### WHAT YOU HAVE TO DO
Skipping all pictures, print exactly the lines below from the one with "Convert this screenshot" through the final line.

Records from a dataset
--- START ---
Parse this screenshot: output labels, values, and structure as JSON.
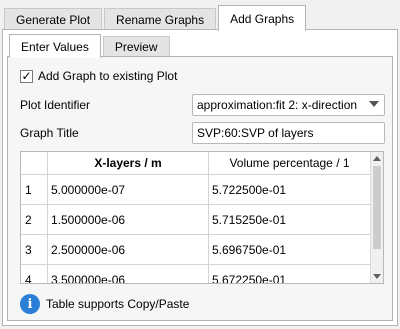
{
  "top_tabs": [
    {
      "label": "Generate Plot",
      "active": false
    },
    {
      "label": "Rename Graphs",
      "active": false
    },
    {
      "label": "Add Graphs",
      "active": true
    }
  ],
  "inner_tabs": [
    {
      "label": "Enter Values",
      "active": true
    },
    {
      "label": "Preview",
      "active": false
    }
  ],
  "form": {
    "add_to_existing_label": "Add Graph to existing Plot",
    "add_to_existing_checked": true,
    "checkmark": "✓",
    "plot_identifier_label": "Plot Identifier",
    "plot_identifier_value": "approximation:fit 2: x-direction",
    "graph_title_label": "Graph Title",
    "graph_title_value": "SVP:60:SVP of layers"
  },
  "table": {
    "columns": [
      "X-layers / m",
      "Volume percentage / 1"
    ],
    "rows": [
      {
        "index": "1",
        "x": "5.000000e-07",
        "v": "5.722500e-01"
      },
      {
        "index": "2",
        "x": "1.500000e-06",
        "v": "5.715250e-01"
      },
      {
        "index": "3",
        "x": "2.500000e-06",
        "v": "5.696750e-01"
      },
      {
        "index": "4",
        "x": "3.500000e-06",
        "v": "5.672250e-01"
      }
    ]
  },
  "info": {
    "icon": "info-icon",
    "icon_glyph": "i",
    "text": "Table supports Copy/Paste",
    "icon_color": "#2b7fd6"
  }
}
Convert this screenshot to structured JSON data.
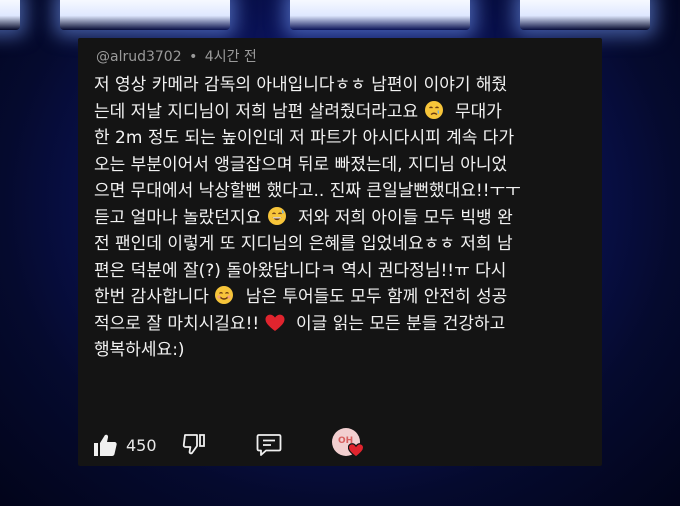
{
  "comment": {
    "username": "@alrud3702",
    "separator": "•",
    "time": "4시간 전",
    "lines": [
      "저 영상 카메라 감독의 아내입니다ㅎㅎ 남편이 이야기 해줬",
      "는데  저날 지디님이 저희 남편 살려줬더라고요",
      "무대가",
      "한 2m 정도 되는 높이인데 저 파트가 아시다시피 계속 다가",
      "오는 부분이어서 앵글잡으며 뒤로 빠졌는데, 지디님 아니었",
      "으면 무대에서 낙상할뻔 했다고.. 진짜 큰일날뻔했대요!!ㅜㅜ",
      "듣고 얼마나 놀랐던지요",
      "저와 저희 아이들 모두 빅뱅 완",
      "전 팬인데 이렇게 또 지디님의 은혜를 입었네요ㅎㅎ 저희 남",
      "편은 덕분에 잘(?) 돌아왔답니다ㅋ 역시 권다정님!!ㅠ 다시",
      "한번 감사합니다",
      "남은 투어들도 모두 함께 안전히 성공",
      "적으로 잘 마치시길요!!",
      "이글 읽는 모든 분들 건강하고",
      "행복하세요:)"
    ],
    "emojis": [
      "crying-face",
      "sweat-smile-face",
      "smiling-face",
      "red-heart"
    ],
    "likes": "450",
    "creator_avatar_text": "OH"
  },
  "colors": {
    "card_bg": "#141414",
    "text": "#f2f2f2",
    "meta": "#9a9a9a",
    "heart": "#e0242e",
    "background": "#0b1460"
  }
}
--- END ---
### EXERCISE RESPONSE
Convert this screenshot to structured JSON data.
{
  "comment": {
    "username": "@alrud3702",
    "separator": "•",
    "time": "4시간 전",
    "lines": [
      "저 영상 카메라 감독의 아내입니다ㅎㅎ 남편이 이야기 해줬",
      "는데  저날 지디님이 저희 남편 살려줬더라고요",
      "무대가",
      "한 2m 정도 되는 높이인데 저 파트가 아시다시피 계속 다가",
      "오는 부분이어서 앵글잡으며 뒤로 빠졌는데, 지디님 아니었",
      "으면 무대에서 낙상할뻔 했다고.. 진짜 큰일날뻔했대요!!ㅜㅜ",
      "듣고 얼마나 놀랐던지요",
      "저와 저희 아이들 모두 빅뱅 완",
      "전 팬인데 이렇게 또 지디님의 은혜를 입었네요ㅎㅎ 저희 남",
      "편은 덕분에 잘(?) 돌아왔답니다ㅋ 역시 권다정님!!ㅠ 다시",
      "한번 감사합니다",
      "남은 투어들도 모두 함께 안전히 성공",
      "적으로 잘 마치시길요!!",
      "이글 읽는 모든 분들 건강하고",
      "행복하세요:)"
    ],
    "emojis": [
      "crying-face",
      "sweat-smile-face",
      "smiling-face",
      "red-heart"
    ],
    "likes": "450",
    "creator_avatar_text": "OH"
  },
  "colors": {
    "card_bg": "#141414",
    "text": "#f2f2f2",
    "meta": "#9a9a9a",
    "heart": "#e0242e",
    "background": "#0b1460"
  }
}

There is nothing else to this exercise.